Patient N.M. is a seven-year-old boy who was brought by his mother for a normal medical check-up at the wellness clinic. She is a child whose birth was normal and devoid of complications. Her birth weight was 3.25 kg with an Apgar score of 9. She received all the required immunizations and has only been admitted twice since birth for scalding and an allergic reaction to a medication. She is a child who is developing normally and achieving all the developmental milestones expected of her. These typical developmental stages or milestones of a child at this age include (CDC, 2020):
- Cognitive development
Can vividly describe thoughts and feelings, appreciates the thoughts and concerns of others, and demonstrates faster maturity in terms of mental skills.
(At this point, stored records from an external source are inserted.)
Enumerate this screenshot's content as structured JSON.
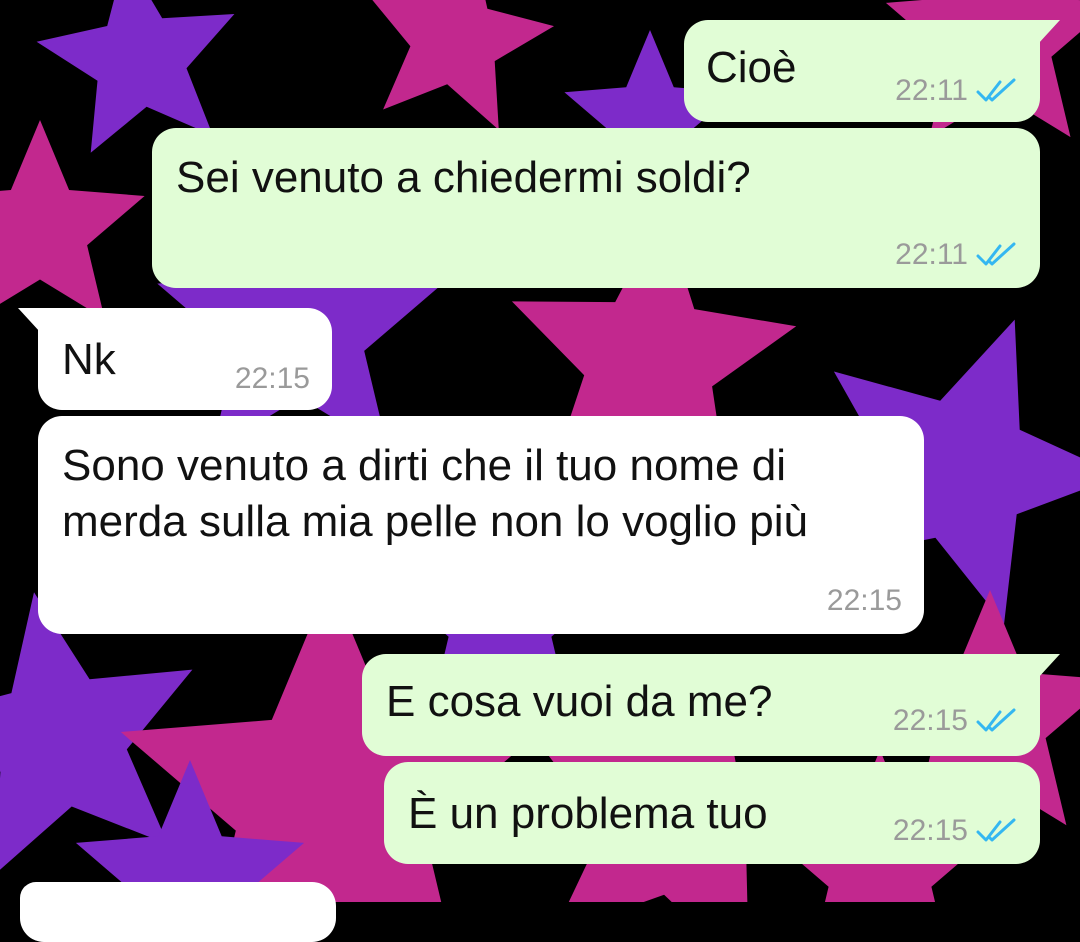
{
  "theme": {
    "outgoing_bubble": "#e1fdd6",
    "incoming_bubble": "#ffffff",
    "read_tick_color": "#34b7f1",
    "time_color": "#9a9a9a",
    "wallpaper_colors": [
      "#000000",
      "#7d2bc9",
      "#c2288e"
    ]
  },
  "wallpaper": {
    "pattern": "stars"
  },
  "messages": [
    {
      "direction": "outgoing",
      "text": "Cioè",
      "time": "22:11",
      "status": "read",
      "status_icon": "double-check-icon"
    },
    {
      "direction": "outgoing",
      "text": "Sei venuto a chiedermi soldi?",
      "time": "22:11",
      "status": "read",
      "status_icon": "double-check-icon"
    },
    {
      "direction": "incoming",
      "text": "Nk",
      "time": "22:15"
    },
    {
      "direction": "incoming",
      "text": "Sono venuto a dirti che il tuo nome di\nmerda sulla mia pelle non lo voglio più",
      "time": "22:15"
    },
    {
      "direction": "outgoing",
      "text": "E cosa vuoi da me?",
      "time": "22:15",
      "status": "read",
      "status_icon": "double-check-icon"
    },
    {
      "direction": "outgoing",
      "text": "È un problema tuo",
      "time": "22:15",
      "status": "read",
      "status_icon": "double-check-icon"
    }
  ]
}
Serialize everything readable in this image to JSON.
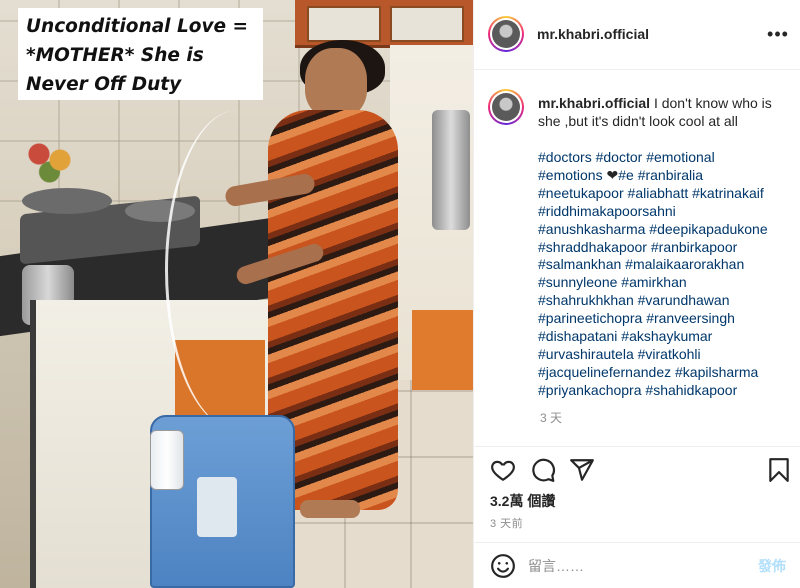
{
  "photo": {
    "caption_lines": [
      "Unconditional Love =",
      "*MOTHER* She is",
      "Never Off Duty"
    ]
  },
  "header": {
    "username": "mr.khabri.official",
    "more_icon": "more-horizontal-icon",
    "more_label": "•••"
  },
  "caption": {
    "username": "mr.khabri.official",
    "text": "I don't know who is she ,but it's didn't look cool at all",
    "hashtag_lines": [
      [
        "#doctors",
        "#doctor",
        "#emotional"
      ],
      [
        "#emotions",
        "❤",
        "#e",
        "#ranbiralia"
      ],
      [
        "#neetukapoor",
        "#aliabhatt",
        "#katrinakaif"
      ],
      [
        "#riddhimakapoorsahni"
      ],
      [
        "#anushkasharma",
        "#deepikapadukone"
      ],
      [
        "#shraddhakapoor",
        "#ranbirkapoor"
      ],
      [
        "#salmankhan",
        "#malaikaarorakhan"
      ],
      [
        "#sunnyleone",
        "#amirkhan"
      ],
      [
        "#shahrukhkhan",
        "#varundhawan"
      ],
      [
        "#parineetichopra",
        "#ranveersingh"
      ],
      [
        "#dishapatani",
        "#akshaykumar"
      ],
      [
        "#urvashirautela",
        "#viratkohli"
      ],
      [
        "#jacquelinefernandez",
        "#kapilsharma"
      ],
      [
        "#priyankachopra",
        "#shahidkapoor"
      ]
    ],
    "time": "3 天"
  },
  "actions": {
    "like_icon": "heart-icon",
    "comment_icon": "comment-bubble-icon",
    "share_icon": "paper-plane-icon",
    "save_icon": "bookmark-icon",
    "likes_text": "3.2萬 個讚",
    "post_time": "3 天前"
  },
  "add_comment": {
    "emoji_icon": "smiley-icon",
    "placeholder": "留言……",
    "post_label": "發佈"
  },
  "colors": {
    "link": "#00376b",
    "text": "#262626",
    "muted": "#8e8e8e",
    "post_disabled": "#b2dffc",
    "border": "#efefef"
  }
}
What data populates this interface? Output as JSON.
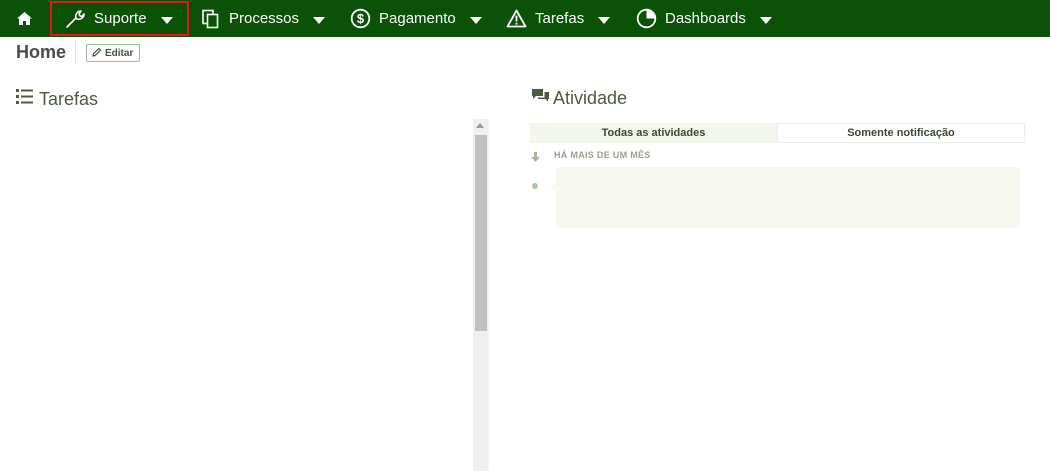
{
  "nav": {
    "home_icon": "home-icon",
    "items": [
      {
        "label": "Suporte",
        "icon": "wrench-icon"
      },
      {
        "label": "Processos",
        "icon": "copy-icon"
      },
      {
        "label": "Pagamento",
        "icon": "dollar-circle-icon"
      },
      {
        "label": "Tarefas",
        "icon": "warning-triangle-icon"
      },
      {
        "label": "Dashboards",
        "icon": "pie-chart-icon"
      }
    ]
  },
  "header": {
    "title": "Home",
    "edit_label": "Editar"
  },
  "tasks": {
    "title": "Tarefas",
    "icon": "list-icon"
  },
  "activity": {
    "title": "Atividade",
    "icon": "comments-icon",
    "tabs": [
      {
        "label": "Todas as atividades",
        "active": true
      },
      {
        "label": "Somente notificação",
        "active": false
      }
    ],
    "time_label": "HÁ MAIS DE UM MÊS"
  },
  "colors": {
    "nav_bg": "#0b5208",
    "highlight": "#e3141b",
    "accent": "#4d5a3e"
  }
}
- Social and emotional development
Craves for more acceptance by friends and other people, begins to exercise more independence, begins to appreciate more what friendship is, and starts to appreciate the abstract concept of existence.The Needs of a Child Aged 5-12 Years Old: Physical Assessment.
- Motor development
Has good motor coordination and is able to perform simple gymnastics.
Applying Jean Piaget’s Thoughts in the Developmental Assessment of a School-Age Child
Jean Piaget was the scholar who came up with the theory of cognitive development. This theory suggests that cognitive development in a child is a process that takes place gradually as the child interacts with its environment. The four stages of Piaget’s cognitive development model are (i) sensorimotor which starts from birth to 2 years, (ii) preoperational which is from one and a half years to age seven, (iii) concrete operational which is between ages 7 to eleven years, and (iv) formal operational which is from age 12 to 19 years (McLeod, 2018; Carey et al., 2015).The Needs of a Child Aged 5-12 Years Old: Physical Assessment.
Based on Piaget’s theory, this child would be developmentally assessed based on the concrete operational stage which is stage three in the above cognitive development theory. Given that this stage states that the child between 7-11 years old has developed operational thought or logical thinking, the developmental assessment will focus more on asking the child more pointed and specific questions that the mother may not answer with certainty. The strategy to gain cooperation during the assessment would be to ask the child about school, their friends, and what they like. Explanations would be offered through simple but logical explanations since the child already has developed logical thought processes. Potential findings for patient N.M. are expected to be normal, since the visit was a well child appointment.
Children undergo definite and specific developmental milestones that must be appreciated by the nurse to enable them understand the needs and problems of children of different ages. Among the developmental theorists is Jean Piaget who came up with the theory of cognitive development. Using this theory, one can apply its concepts to help in developmentally assessing any child, such as a 7 year-old falling under the school-age bracket of 7-12 year-olds.The Needs of a Child Aged 5-12 Years Old: Physical Assessment.